§ **What you need to do**: Exclude the pictures, then copy all remaining records exactly.

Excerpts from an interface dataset
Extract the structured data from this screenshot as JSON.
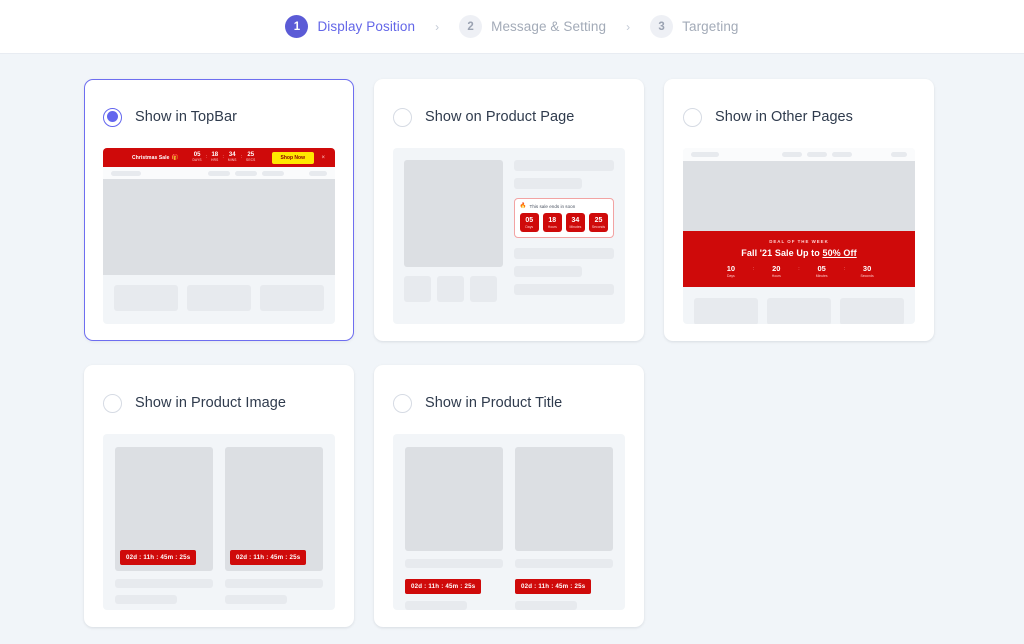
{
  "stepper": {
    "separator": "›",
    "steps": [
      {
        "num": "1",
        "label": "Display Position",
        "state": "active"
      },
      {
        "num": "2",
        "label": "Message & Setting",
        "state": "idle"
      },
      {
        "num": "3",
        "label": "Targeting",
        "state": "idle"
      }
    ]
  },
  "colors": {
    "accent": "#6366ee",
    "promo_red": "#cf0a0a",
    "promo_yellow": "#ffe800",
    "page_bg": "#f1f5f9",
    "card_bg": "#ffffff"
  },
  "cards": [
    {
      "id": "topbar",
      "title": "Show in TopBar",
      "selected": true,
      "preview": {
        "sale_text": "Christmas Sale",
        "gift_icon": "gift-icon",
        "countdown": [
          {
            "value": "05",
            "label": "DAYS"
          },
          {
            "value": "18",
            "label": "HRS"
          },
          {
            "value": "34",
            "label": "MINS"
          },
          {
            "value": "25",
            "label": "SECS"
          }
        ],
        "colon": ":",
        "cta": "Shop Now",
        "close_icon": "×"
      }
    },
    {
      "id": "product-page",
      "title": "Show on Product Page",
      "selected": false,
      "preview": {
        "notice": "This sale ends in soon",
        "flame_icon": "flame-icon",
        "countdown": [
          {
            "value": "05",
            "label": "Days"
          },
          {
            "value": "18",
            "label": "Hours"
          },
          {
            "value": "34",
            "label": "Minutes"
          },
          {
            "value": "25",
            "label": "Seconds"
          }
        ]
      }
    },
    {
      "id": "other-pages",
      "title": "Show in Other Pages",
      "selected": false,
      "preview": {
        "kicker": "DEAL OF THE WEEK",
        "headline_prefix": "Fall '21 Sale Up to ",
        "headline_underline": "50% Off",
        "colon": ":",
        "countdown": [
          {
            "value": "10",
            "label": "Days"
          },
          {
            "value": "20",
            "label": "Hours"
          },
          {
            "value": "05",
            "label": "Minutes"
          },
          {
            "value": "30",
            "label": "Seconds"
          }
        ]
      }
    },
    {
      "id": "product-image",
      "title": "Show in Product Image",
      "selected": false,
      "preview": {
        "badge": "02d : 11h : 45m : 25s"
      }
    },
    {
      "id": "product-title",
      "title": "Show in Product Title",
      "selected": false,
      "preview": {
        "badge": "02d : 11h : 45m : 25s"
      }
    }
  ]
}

§ **Solution**:
Extract the structured data from this screenshot as JSON.
{
  "stepper": {
    "separator": "›",
    "steps": [
      {
        "num": "1",
        "label": "Display Position",
        "state": "active"
      },
      {
        "num": "2",
        "label": "Message & Setting",
        "state": "idle"
      },
      {
        "num": "3",
        "label": "Targeting",
        "state": "idle"
      }
    ]
  },
  "colors": {
    "accent": "#6366ee",
    "promo_red": "#cf0a0a",
    "promo_yellow": "#ffe800",
    "page_bg": "#f1f5f9",
    "card_bg": "#ffffff"
  },
  "cards": [
    {
      "id": "topbar",
      "title": "Show in TopBar",
      "selected": true,
      "preview": {
        "sale_text": "Christmas Sale",
        "gift_icon": "gift-icon",
        "countdown": [
          {
            "value": "05",
            "label": "DAYS"
          },
          {
            "value": "18",
            "label": "HRS"
          },
          {
            "value": "34",
            "label": "MINS"
          },
          {
            "value": "25",
            "label": "SECS"
          }
        ],
        "colon": ":",
        "cta": "Shop Now",
        "close_icon": "×"
      }
    },
    {
      "id": "product-page",
      "title": "Show on Product Page",
      "selected": false,
      "preview": {
        "notice": "This sale ends in soon",
        "flame_icon": "flame-icon",
        "countdown": [
          {
            "value": "05",
            "label": "Days"
          },
          {
            "value": "18",
            "label": "Hours"
          },
          {
            "value": "34",
            "label": "Minutes"
          },
          {
            "value": "25",
            "label": "Seconds"
          }
        ]
      }
    },
    {
      "id": "other-pages",
      "title": "Show in Other Pages",
      "selected": false,
      "preview": {
        "kicker": "DEAL OF THE WEEK",
        "headline_prefix": "Fall '21 Sale Up to ",
        "headline_underline": "50% Off",
        "colon": ":",
        "countdown": [
          {
            "value": "10",
            "label": "Days"
          },
          {
            "value": "20",
            "label": "Hours"
          },
          {
            "value": "05",
            "label": "Minutes"
          },
          {
            "value": "30",
            "label": "Seconds"
          }
        ]
      }
    },
    {
      "id": "product-image",
      "title": "Show in Product Image",
      "selected": false,
      "preview": {
        "badge": "02d : 11h : 45m : 25s"
      }
    },
    {
      "id": "product-title",
      "title": "Show in Product Title",
      "selected": false,
      "preview": {
        "badge": "02d : 11h : 45m : 25s"
      }
    }
  ]
}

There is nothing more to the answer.